There’s a nearly direct correlation between the GDP of a country and the density of weather sensors that it has available. In other words, people in wealthy countries are not dependent on the weather for their quality of life, while those in developing countries are at the mercy of the skies. The former are protected by advanced agricultural technologies, while the latter depend on the rains for their farmlands to prosper.
Weather monitoring infrastructure is prohibitively expensive and before ClimaCell, there was simply no way around it. Radars cost from $1–2M in CapEx and hundreds of thousands in annual OpEx. Radars need to be placed every 150 kilometers (93 miles) to get any level of coverage. Satellites cost tens of millions. It costs $500-$5,000 to buy a new weather station, but starting one up and maintaining it can cost even more. Not to mention, improper maintenance of weather stations results in low-quality data, a well-known problem. This might be one of the reasons that the number of these stations is in steep decline.
It’s no surprise that developing countries are often left flying blind when it comes to the weather, using inferior infrastructure, equipment, and only the free data that’s available from NASA satellites. Free market forces have not fostered any significant private investment in upgraded systems and infrastructure, and for an unexpected reason.
Weather data is commonly perceived to be a public good that the government should provide for free. This makes it inconceivable to pay for such data. Even businesses affected by the weather can’t pay the exorbitant costs of an investment into the currently available solutions.
ClimaCell created a solution that is so cost-effective, it can be deployed worldwide immediately. With wireless communications networks spanning the planet, there is no costly infrastructure or equipment to install. Developing countries can tap into the most advanced weather sensing technology available right now, and it will make a world of difference.
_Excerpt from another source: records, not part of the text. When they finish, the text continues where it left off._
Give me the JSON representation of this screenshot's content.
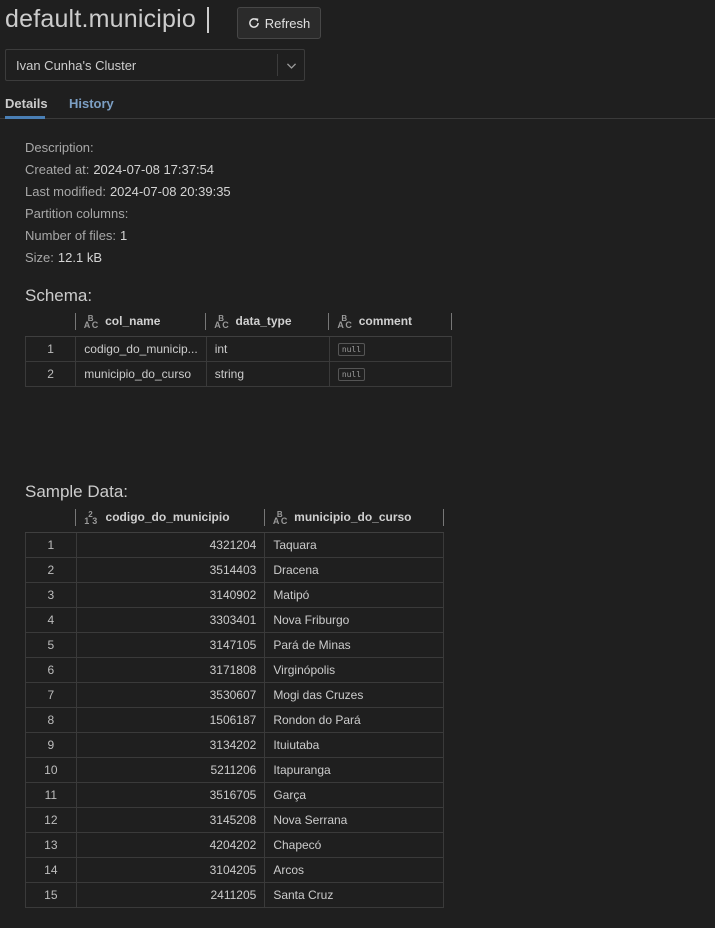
{
  "header": {
    "title": "default.municipio",
    "refresh_label": "Refresh",
    "refresh_icon": "refresh-icon"
  },
  "cluster_select": {
    "value": "Ivan Cunha's Cluster",
    "icon": "chevron-down-icon"
  },
  "tabs": [
    {
      "label": "Details",
      "active": true
    },
    {
      "label": "History",
      "active": false
    }
  ],
  "details": {
    "description_label": "Description:",
    "description_value": "",
    "created_label": "Created at:",
    "created_value": "2024-07-08 17:37:54",
    "modified_label": "Last modified:",
    "modified_value": "2024-07-08 20:39:35",
    "partition_label": "Partition columns:",
    "partition_value": "",
    "files_label": "Number of files:",
    "files_value": "1",
    "size_label": "Size:",
    "size_value": "12.1 kB"
  },
  "schema": {
    "title": "Schema:",
    "columns": [
      {
        "label": "col_name",
        "type_icon": "abc-type-icon"
      },
      {
        "label": "data_type",
        "type_icon": "abc-type-icon"
      },
      {
        "label": "comment",
        "type_icon": "abc-type-icon"
      }
    ],
    "rows": [
      {
        "n": "1",
        "col_name": "codigo_do_municip...",
        "data_type": "int",
        "comment": "null"
      },
      {
        "n": "2",
        "col_name": "municipio_do_curso",
        "data_type": "string",
        "comment": "null"
      }
    ]
  },
  "sample": {
    "title": "Sample Data:",
    "columns": [
      {
        "label": "codigo_do_municipio",
        "type_icon": "numeric-type-icon"
      },
      {
        "label": "municipio_do_curso",
        "type_icon": "abc-type-icon"
      }
    ],
    "rows": [
      {
        "n": "1",
        "codigo": "4321204",
        "municipio": "Taquara"
      },
      {
        "n": "2",
        "codigo": "3514403",
        "municipio": "Dracena"
      },
      {
        "n": "3",
        "codigo": "3140902",
        "municipio": "Matipó"
      },
      {
        "n": "4",
        "codigo": "3303401",
        "municipio": "Nova Friburgo"
      },
      {
        "n": "5",
        "codigo": "3147105",
        "municipio": "Pará de Minas"
      },
      {
        "n": "6",
        "codigo": "3171808",
        "municipio": "Virginópolis"
      },
      {
        "n": "7",
        "codigo": "3530607",
        "municipio": "Mogi das Cruzes"
      },
      {
        "n": "8",
        "codigo": "1506187",
        "municipio": "Rondon do Pará"
      },
      {
        "n": "9",
        "codigo": "3134202",
        "municipio": "Ituiutaba"
      },
      {
        "n": "10",
        "codigo": "5211206",
        "municipio": "Itapuranga"
      },
      {
        "n": "11",
        "codigo": "3516705",
        "municipio": "Garça"
      },
      {
        "n": "12",
        "codigo": "3145208",
        "municipio": "Nova Serrana"
      },
      {
        "n": "13",
        "codigo": "4204202",
        "municipio": "Chapecó"
      },
      {
        "n": "14",
        "codigo": "3104205",
        "municipio": "Arcos"
      },
      {
        "n": "15",
        "codigo": "2411205",
        "municipio": "Santa Cruz"
      }
    ]
  },
  "colors": {
    "background": "#1f1f1f",
    "tab_active_underline": "#4a7fb5",
    "tab_inactive": "#7c9fc4"
  }
}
Originally published on April 27th, 2017 | Sophia Tupolev-Luz, Chief of Staff | ClimaCell